_The problem_. Everything in the data that follows should be given again verbatim, except the images.

-- Source records follows --

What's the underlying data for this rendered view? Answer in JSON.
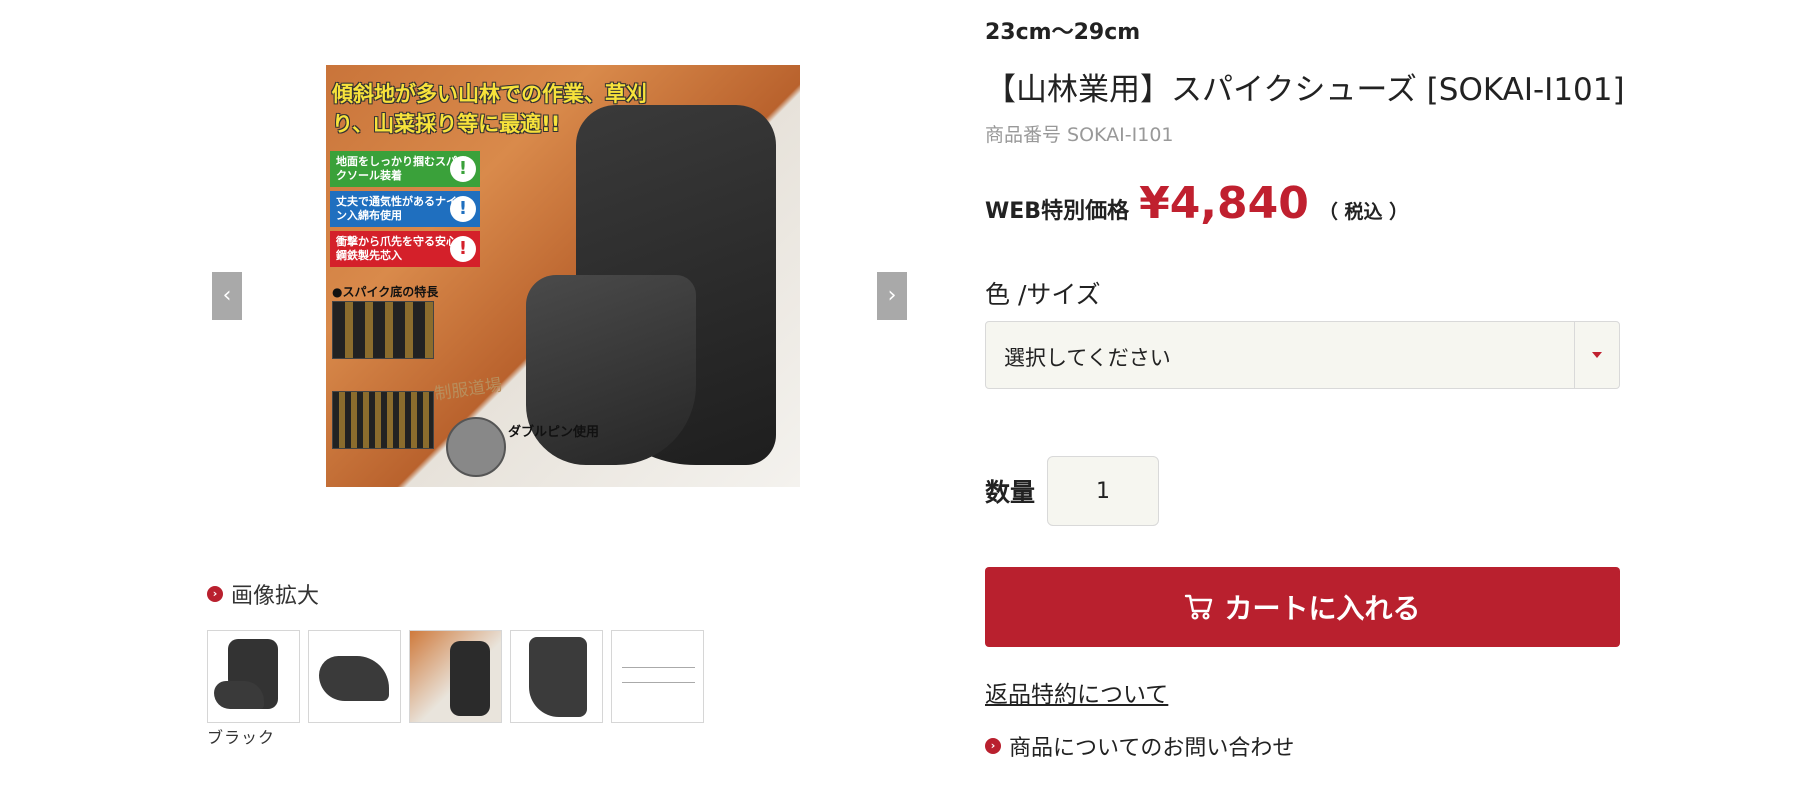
{
  "gallery": {
    "headline": "傾斜地が多い山林での作業、草刈り、山菜採り等に最適!!",
    "features": [
      {
        "text": "地面をしっかり掴むスパイクソール装着",
        "color": "#3aa13a"
      },
      {
        "text": "丈夫で通気性があるナイロン入綿布使用",
        "color": "#1f6fbf"
      },
      {
        "text": "衝撃から爪先を守る安心の鋼鉄製先芯入",
        "color": "#d4202a"
      }
    ],
    "spike_section_title": "●スパイク底の特長",
    "double_pin_title": "ダブルピン使用",
    "watermark": "制服道場",
    "prev_arrow": "‹",
    "next_arrow": "›",
    "zoom_label": "画像拡大",
    "thumbnail_caption": "ブラック",
    "thumbnails": [
      "boot-side",
      "toe-cap",
      "feature-sheet",
      "boot-front",
      "size-chart"
    ]
  },
  "product": {
    "size_range": "23cm〜29cm",
    "title": "【山林業用】スパイクシューズ [SOKAI-I101]",
    "sku": "商品番号 SOKAI-I101",
    "price_label": "WEB特別価格",
    "price": "¥4,840",
    "tax": "（ 税込 ）",
    "variant_label": "色 /サイズ",
    "variant_select_value": "選択してください",
    "quantity_label": "数量",
    "quantity": "1",
    "cart_button": "カートに入れる",
    "returns_link": "返品特約について",
    "inquiry_link": "商品についてのお問い合わせ"
  },
  "colors": {
    "accent": "#b9202e",
    "price": "#c0202f",
    "input_bg": "#f6f6f0"
  }
}
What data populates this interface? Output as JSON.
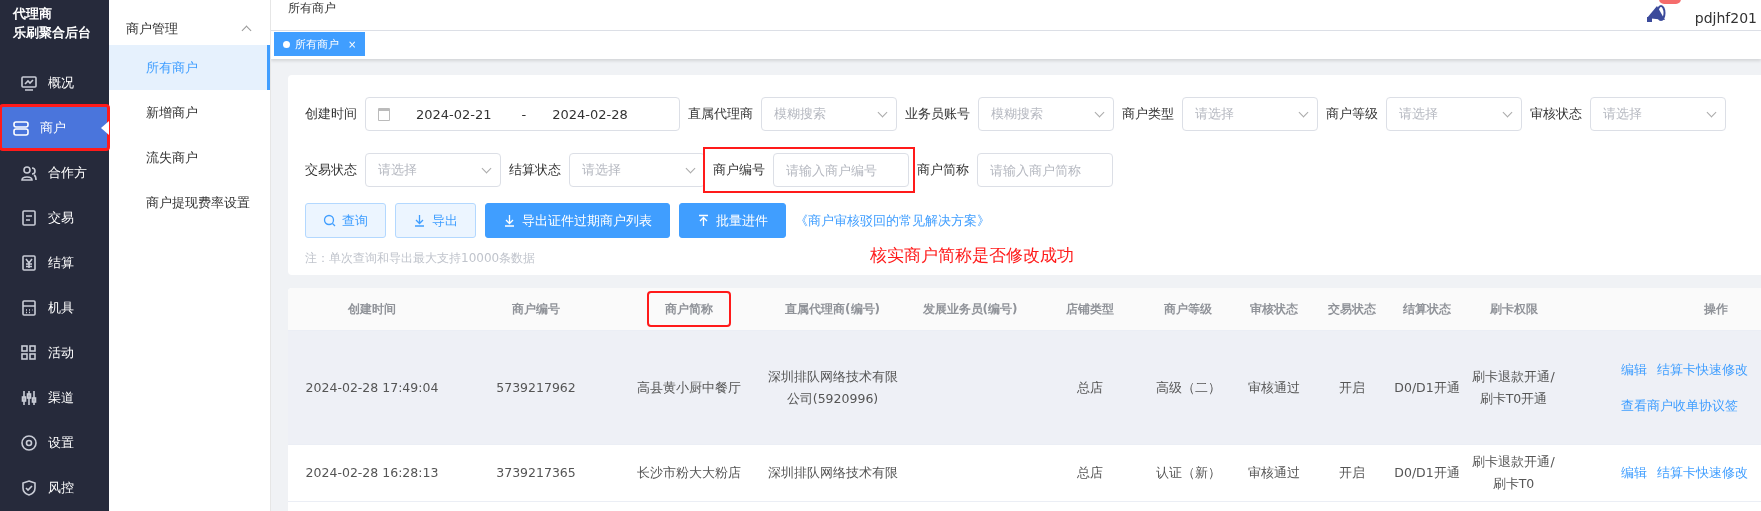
{
  "sidebar": {
    "logo_lines": [
      "代理商",
      "乐刷聚合后台"
    ],
    "items": [
      {
        "label": "概况",
        "kind": "overview",
        "selected": false,
        "highlighted": false
      },
      {
        "label": "商户",
        "kind": "merchant",
        "selected": true,
        "highlighted": true
      },
      {
        "label": "合作方",
        "kind": "partner",
        "selected": false,
        "highlighted": false
      },
      {
        "label": "交易",
        "kind": "trade",
        "selected": false,
        "highlighted": false
      },
      {
        "label": "结算",
        "kind": "settlement",
        "selected": false,
        "highlighted": false
      },
      {
        "label": "机具",
        "kind": "device",
        "selected": false,
        "highlighted": false
      },
      {
        "label": "活动",
        "kind": "activity",
        "selected": false,
        "highlighted": false
      },
      {
        "label": "渠道",
        "kind": "channel",
        "selected": false,
        "highlighted": false
      },
      {
        "label": "设置",
        "kind": "settings",
        "selected": false,
        "highlighted": false
      },
      {
        "label": "风控",
        "kind": "risk",
        "selected": false,
        "highlighted": false
      }
    ]
  },
  "submenu": {
    "title": "商户管理",
    "expanded": true,
    "items": [
      {
        "label": "所有商户",
        "selected": true
      },
      {
        "label": "新增商户",
        "selected": false
      },
      {
        "label": "流失商户",
        "selected": false
      },
      {
        "label": "商户提现费率设置",
        "selected": false
      }
    ]
  },
  "header": {
    "breadcrumb": "所有商户",
    "username": "pdjhf201"
  },
  "tabs": [
    {
      "label": "所有商户",
      "selected": true,
      "close": "×"
    }
  ],
  "filters": [
    {
      "kind": "daterange",
      "label": "创建时间",
      "start": "2024-02-21",
      "separator": "-",
      "end": "2024-02-28",
      "highlighted": false
    },
    {
      "kind": "select",
      "label": "直属代理商",
      "placeholder": "模糊搜索",
      "highlighted": false
    },
    {
      "kind": "select",
      "label": "业务员账号",
      "placeholder": "模糊搜索",
      "highlighted": false
    },
    {
      "kind": "select",
      "label": "商户类型",
      "placeholder": "请选择",
      "highlighted": false
    },
    {
      "kind": "select",
      "label": "商户等级",
      "placeholder": "请选择",
      "highlighted": false
    },
    {
      "kind": "select",
      "label": "审核状态",
      "placeholder": "请选择",
      "highlighted": false
    },
    {
      "kind": "select",
      "label": "交易状态",
      "placeholder": "请选择",
      "highlighted": false
    },
    {
      "kind": "select",
      "label": "结算状态",
      "placeholder": "请选择",
      "highlighted": false
    },
    {
      "kind": "input",
      "label": "商户编号",
      "placeholder": "请输入商户编号",
      "highlighted": true
    },
    {
      "kind": "input",
      "label": "商户简称",
      "placeholder": "请输入商户简称",
      "highlighted": false
    }
  ],
  "actions": [
    {
      "kind": "query",
      "label": "查询"
    },
    {
      "kind": "export",
      "label": "导出"
    },
    {
      "kind": "export_primary",
      "label": "导出证件过期商户列表"
    },
    {
      "kind": "upload_primary",
      "label": "批量进件"
    },
    {
      "kind": "link",
      "label": "《商户审核驳回的常见解决方案》"
    }
  ],
  "note": "注：单次查询和导出最大支持10000条数据",
  "annotation": "核实商户简称是否修改成功",
  "table": {
    "columns": [
      {
        "label": "创建时间",
        "highlighted": false
      },
      {
        "label": "商户编号",
        "highlighted": false
      },
      {
        "label": "商户简称",
        "highlighted": true
      },
      {
        "label": "直属代理商(编号)",
        "highlighted": false
      },
      {
        "label": "发展业务员(编号)",
        "highlighted": false
      },
      {
        "label": "店铺类型",
        "highlighted": false
      },
      {
        "label": "商户等级",
        "highlighted": false
      },
      {
        "label": "审核状态",
        "highlighted": false
      },
      {
        "label": "交易状态",
        "highlighted": false
      },
      {
        "label": "结算状态",
        "highlighted": false
      },
      {
        "label": "刷卡权限",
        "highlighted": false
      },
      {
        "label": "操作",
        "highlighted": false
      }
    ],
    "rows": [
      {
        "hovered": true,
        "cells": [
          "2024-02-28 17:49:04",
          "5739217962",
          "高县黄小厨中餐厅",
          "深圳排队网络技术有限公司(5920996)",
          "",
          "总店",
          "高级（二）",
          "审核通过",
          "开启",
          "D0/D1开通",
          "刷卡退款开通/ 刷卡T0开通"
        ],
        "actions": [
          "编辑",
          "结算卡快速修改",
          "查看商户收单协议签"
        ]
      },
      {
        "hovered": false,
        "cells": [
          "2024-02-28 16:28:13",
          "3739217365",
          "长沙市粉大大粉店",
          "深圳排队网络技术有限",
          "",
          "总店",
          "认证（新）",
          "审核通过",
          "开启",
          "D0/D1开通",
          "刷卡退款开通/ 刷卡T0"
        ],
        "actions": [
          "编辑",
          "结算卡快速修改"
        ]
      }
    ]
  }
}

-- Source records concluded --

_Output of the exercise_.
What's the underlying data for this rendered view? Answer in JSON.
{
  "gallery": {
    "headline": "傾斜地が多い山林での作業、草刈り、山菜採り等に最適!!",
    "features": [
      {
        "text": "地面をしっかり掴むスパイクソール装着",
        "color": "#3aa13a"
      },
      {
        "text": "丈夫で通気性があるナイロン入綿布使用",
        "color": "#1f6fbf"
      },
      {
        "text": "衝撃から爪先を守る安心の鋼鉄製先芯入",
        "color": "#d4202a"
      }
    ],
    "spike_section_title": "●スパイク底の特長",
    "double_pin_title": "ダブルピン使用",
    "watermark": "制服道場",
    "prev_arrow": "‹",
    "next_arrow": "›",
    "zoom_label": "画像拡大",
    "thumbnail_caption": "ブラック",
    "thumbnails": [
      "boot-side",
      "toe-cap",
      "feature-sheet",
      "boot-front",
      "size-chart"
    ]
  },
  "product": {
    "size_range": "23cm〜29cm",
    "title": "【山林業用】スパイクシューズ [SOKAI-I101]",
    "sku": "商品番号 SOKAI-I101",
    "price_label": "WEB特別価格",
    "price": "¥4,840",
    "tax": "（ 税込 ）",
    "variant_label": "色 /サイズ",
    "variant_select_value": "選択してください",
    "quantity_label": "数量",
    "quantity": "1",
    "cart_button": "カートに入れる",
    "returns_link": "返品特約について",
    "inquiry_link": "商品についてのお問い合わせ"
  },
  "colors": {
    "accent": "#b9202e",
    "price": "#c0202f",
    "input_bg": "#f6f6f0"
  }
}
What data populates this interface? Output as JSON.
{
  "sidebar": {
    "logo_lines": [
      "代理商",
      "乐刷聚合后台"
    ],
    "items": [
      {
        "label": "概况",
        "kind": "overview",
        "selected": false,
        "highlighted": false
      },
      {
        "label": "商户",
        "kind": "merchant",
        "selected": true,
        "highlighted": true
      },
      {
        "label": "合作方",
        "kind": "partner",
        "selected": false,
        "highlighted": false
      },
      {
        "label": "交易",
        "kind": "trade",
        "selected": false,
        "highlighted": false
      },
      {
        "label": "结算",
        "kind": "settlement",
        "selected": false,
        "highlighted": false
      },
      {
        "label": "机具",
        "kind": "device",
        "selected": false,
        "highlighted": false
      },
      {
        "label": "活动",
        "kind": "activity",
        "selected": false,
        "highlighted": false
      },
      {
        "label": "渠道",
        "kind": "channel",
        "selected": false,
        "highlighted": false
      },
      {
        "label": "设置",
        "kind": "settings",
        "selected": false,
        "highlighted": false
      },
      {
        "label": "风控",
        "kind": "risk",
        "selected": false,
        "highlighted": false
      }
    ]
  },
  "submenu": {
    "title": "商户管理",
    "expanded": true,
    "items": [
      {
        "label": "所有商户",
        "selected": true
      },
      {
        "label": "新增商户",
        "selected": false
      },
      {
        "label": "流失商户",
        "selected": false
      },
      {
        "label": "商户提现费率设置",
        "selected": false
      }
    ]
  },
  "header": {
    "breadcrumb": "所有商户",
    "username": "pdjhf201"
  },
  "tabs": [
    {
      "label": "所有商户",
      "selected": true,
      "close": "×"
    }
  ],
  "filters": [
    {
      "kind": "daterange",
      "label": "创建时间",
      "start": "2024-02-21",
      "separator": "-",
      "end": "2024-02-28",
      "highlighted": false
    },
    {
      "kind": "select",
      "label": "直属代理商",
      "placeholder": "模糊搜索",
      "highlighted": false
    },
    {
      "kind": "select",
      "label": "业务员账号",
      "placeholder": "模糊搜索",
      "highlighted": false
    },
    {
      "kind": "select",
      "label": "商户类型",
      "placeholder": "请选择",
      "highlighted": false
    },
    {
      "kind": "select",
      "label": "商户等级",
      "placeholder": "请选择",
      "highlighted": false
    },
    {
      "kind": "select",
      "label": "审核状态",
      "placeholder": "请选择",
      "highlighted": false
    },
    {
      "kind": "select",
      "label": "交易状态",
      "placeholder": "请选择",
      "highlighted": false
    },
    {
      "kind": "select",
      "label": "结算状态",
      "placeholder": "请选择",
      "highlighted": false
    },
    {
      "kind": "input",
      "label": "商户编号",
      "placeholder": "请输入商户编号",
      "highlighted": true
    },
    {
      "kind": "input",
      "label": "商户简称",
      "placeholder": "请输入商户简称",
      "highlighted": false
    }
  ],
  "actions": [
    {
      "kind": "query",
      "label": "查询"
    },
    {
      "kind": "export",
      "label": "导出"
    },
    {
      "kind": "export_primary",
      "label": "导出证件过期商户列表"
    },
    {
      "kind": "upload_primary",
      "label": "批量进件"
    },
    {
      "kind": "link",
      "label": "《商户审核驳回的常见解决方案》"
    }
  ],
  "note": "注：单次查询和导出最大支持10000条数据",
  "annotation": "核实商户简称是否修改成功",
  "table": {
    "columns": [
      {
        "label": "创建时间",
        "highlighted": false
      },
      {
        "label": "商户编号",
        "highlighted": false
      },
      {
        "label": "商户简称",
        "highlighted": true
      },
      {
        "label": "直属代理商(编号)",
        "highlighted": false
      },
      {
        "label": "发展业务员(编号)",
        "highlighted": false
      },
      {
        "label": "店铺类型",
        "highlighted": false
      },
      {
        "label": "商户等级",
        "highlighted": false
      },
      {
        "label": "审核状态",
        "highlighted": false
      },
      {
        "label": "交易状态",
        "highlighted": false
      },
      {
        "label": "结算状态",
        "highlighted": false
      },
      {
        "label": "刷卡权限",
        "highlighted": false
      },
      {
        "label": "操作",
        "highlighted": false
      }
    ],
    "rows": [
      {
        "hovered": true,
        "cells": [
          "2024-02-28 17:49:04",
          "5739217962",
          "高县黄小厨中餐厅",
          "深圳排队网络技术有限公司(5920996)",
          "",
          "总店",
          "高级（二）",
          "审核通过",
          "开启",
          "D0/D1开通",
          "刷卡退款开通/ 刷卡T0开通"
        ],
        "actions": [
          "编辑",
          "结算卡快速修改",
          "查看商户收单协议签"
        ]
      },
      {
        "hovered": false,
        "cells": [
          "2024-02-28 16:28:13",
          "3739217365",
          "长沙市粉大大粉店",
          "深圳排队网络技术有限",
          "",
          "总店",
          "认证（新）",
          "审核通过",
          "开启",
          "D0/D1开通",
          "刷卡退款开通/ 刷卡T0"
        ],
        "actions": [
          "编辑",
          "结算卡快速修改"
        ]
      }
    ]
  }
}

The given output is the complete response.